  • Susan G.

    Thanks for the tip of the hat, Janet. Wow, Lori & Mike’s garden looks spectacular. So far, our garden contains mesclun, buttercrunch and spinach. Also snap peas (which look outstanding), tomatos (6 varieties), green peppers, green beans (pole) and cucumbers.

    All your excuses are the same thing most gardeners deal with but we’ll forgive no garden because you do such a great blog and Lori and I have to have someone to pawn off all our extra
    produce.

    By the way, your nephew Rob has started a garden out at his “ranch” – as he likes to call it. You might want to check out how single guys in their 20’s (who have never gardened before) are managing. They had to dig out zosia grass in order to plant and I guess it was quite a job!

    Sis No. 1

  • Janet Majure

    Thanks for the nice compliment, Susan. And I can assure you I’m happy to be pawned upon. I guess you must have inspired Rob. Hope he has great success.

  • Janet Majure

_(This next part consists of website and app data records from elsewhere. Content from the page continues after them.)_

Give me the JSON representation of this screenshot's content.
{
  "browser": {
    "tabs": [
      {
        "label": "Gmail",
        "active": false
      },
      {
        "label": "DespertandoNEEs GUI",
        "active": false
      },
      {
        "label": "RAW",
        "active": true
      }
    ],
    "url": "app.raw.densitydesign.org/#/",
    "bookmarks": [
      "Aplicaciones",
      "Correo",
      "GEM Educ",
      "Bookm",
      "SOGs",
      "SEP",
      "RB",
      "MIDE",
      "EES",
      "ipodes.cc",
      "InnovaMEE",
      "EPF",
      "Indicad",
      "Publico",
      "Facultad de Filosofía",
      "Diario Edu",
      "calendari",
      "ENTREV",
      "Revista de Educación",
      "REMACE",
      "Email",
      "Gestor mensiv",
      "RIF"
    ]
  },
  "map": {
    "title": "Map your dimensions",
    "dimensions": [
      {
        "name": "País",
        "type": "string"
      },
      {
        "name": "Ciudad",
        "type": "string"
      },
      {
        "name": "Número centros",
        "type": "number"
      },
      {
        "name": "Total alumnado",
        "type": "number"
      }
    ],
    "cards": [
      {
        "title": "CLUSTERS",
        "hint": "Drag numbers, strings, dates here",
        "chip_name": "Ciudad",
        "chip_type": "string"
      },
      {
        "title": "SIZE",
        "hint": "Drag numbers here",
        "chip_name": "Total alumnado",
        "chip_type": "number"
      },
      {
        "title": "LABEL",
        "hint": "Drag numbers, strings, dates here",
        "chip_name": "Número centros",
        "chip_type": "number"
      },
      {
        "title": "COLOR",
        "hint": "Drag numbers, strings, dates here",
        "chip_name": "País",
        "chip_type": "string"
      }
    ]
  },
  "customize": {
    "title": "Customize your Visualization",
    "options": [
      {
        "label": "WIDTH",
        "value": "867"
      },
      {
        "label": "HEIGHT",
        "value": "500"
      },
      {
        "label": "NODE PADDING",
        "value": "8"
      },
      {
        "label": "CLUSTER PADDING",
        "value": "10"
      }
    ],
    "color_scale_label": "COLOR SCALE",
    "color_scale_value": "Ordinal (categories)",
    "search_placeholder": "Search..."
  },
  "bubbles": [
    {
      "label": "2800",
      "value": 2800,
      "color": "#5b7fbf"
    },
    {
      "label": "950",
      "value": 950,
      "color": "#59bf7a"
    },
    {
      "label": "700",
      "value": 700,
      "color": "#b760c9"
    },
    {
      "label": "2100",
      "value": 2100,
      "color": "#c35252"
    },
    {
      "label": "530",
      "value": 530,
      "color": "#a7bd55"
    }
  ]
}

    p.s. I should have mentioned, Susan, that you were reading Organic Gardener back when few had heard of “organic.”